Elliott: When you look at my syllabus, it’s clear that much of my favorite material in economic sociology—and what I therefore assign—is by women scholars and scholars of color. So by this definition of diversity, I don’t have to do much deliberative reflection to produce a list that is not overwhelmingly white or male. The bigger challenge for me is to get beyond American economic sociology: this is something I’m still working on. I was trained in the U.S. and I am an American, so it’s the version of the subfield I know best and it is an empirical context that is intrinsically more interesting to me than it may be to my students at the LSE, who come from all over the world. I want students to see their own experiences and interests reflected in the course readings, so this means doing more to choose readings by scholars working on, or in, other national contexts. SASE has been really generative for this, given the international community it attracts.

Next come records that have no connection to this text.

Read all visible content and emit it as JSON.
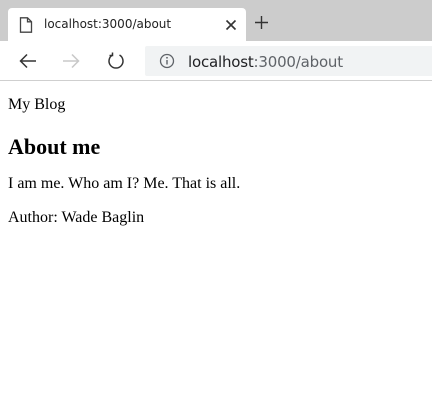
{
  "tab": {
    "title": "localhost:3000/about"
  },
  "address_bar": {
    "host": "localhost",
    "path": ":3000/about"
  },
  "page": {
    "site_link": "My Blog",
    "title": "About me",
    "body": "I am me. Who am I? Me. That is all.",
    "author": "Author: Wade Baglin"
  },
  "icons": {
    "favicon": "page-icon",
    "tab_close": "close-icon",
    "new_tab": "plus-icon",
    "back": "arrow-left-icon",
    "forward": "arrow-right-icon",
    "reload": "reload-icon",
    "site_info": "info-icon"
  }
}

Maman: The syllabus includes papers published by scholars from different generational groups and not exclusively from American universities. For example, when dealing with capitalism and varieties of capitalism, the syllabus includes papers by Randel Collins, “Weber’s last theory of capitalism” (1980), Jens Beckert, “Capitalism as a system of expectations” (2013),  Yann Boutang, Cognitive Capitalism (2011), and Nina Bandelj, “On postsocialist capitalism” (2016).

How, if at all, does teaching in different national contexts change what you include on a syllabus and/or how your students react to the material? (If you have taught in more than one country)

Duina: I have taught mostly in the in the U.S. but also South Korea and Canada.  In Canada, I was at the University of British Columbia (UBC) in Vancouver, British Columbia, for two years. Vancouver is a very global and diverse city, with close connections to Asia. Students in my courses came from many different countries. This naturally prompted me to adapt my syllabus so that we would cover the political economies of some Asian countries. Questions we asked included: How did Singapore and South Korea develop so quickly? What state policies favor the chaebol model of industrial organization in Korea? How has democracy both helped and slowed down India’s economic trajectory? The questions are endless, and being in a different setting has encouraged me to change my syllabi accordingly.

What do you hope that students who walk away from your course remember?

Elliott: Mostly, I hope that by the end of the course they feel empowered to offer their own sociological analyses of economic phenomena, rather than presuming they ought to defer to economists on these questions. If they can internalize that economic action is social action, then the tools they have developed not only on my course, but across their courses in the sociology department, prepare them to understand and explain various economic phenomena in terms of their social structuring, embeddedness, and significance.

Maman: I hope that students will learn that economic sociology provides concepts and ideas that enable them to understand economic phenomena. I also believe that after taking the class, students will be less intimidated by economic and financial issues insofar as they confront them be it as consumers, workers, scholars, or informed citizens.

Duina: Ultimately, I want students to take away the basic sociological insight that all of social life happens in rich cultural, institutional and structural contexts. I stress that our course, which focuses on economic life, is just an application of that fundamental insight.

* This article is taken from the SASE Summer Newsletter 2019 – Click here to go back to the Contents Page *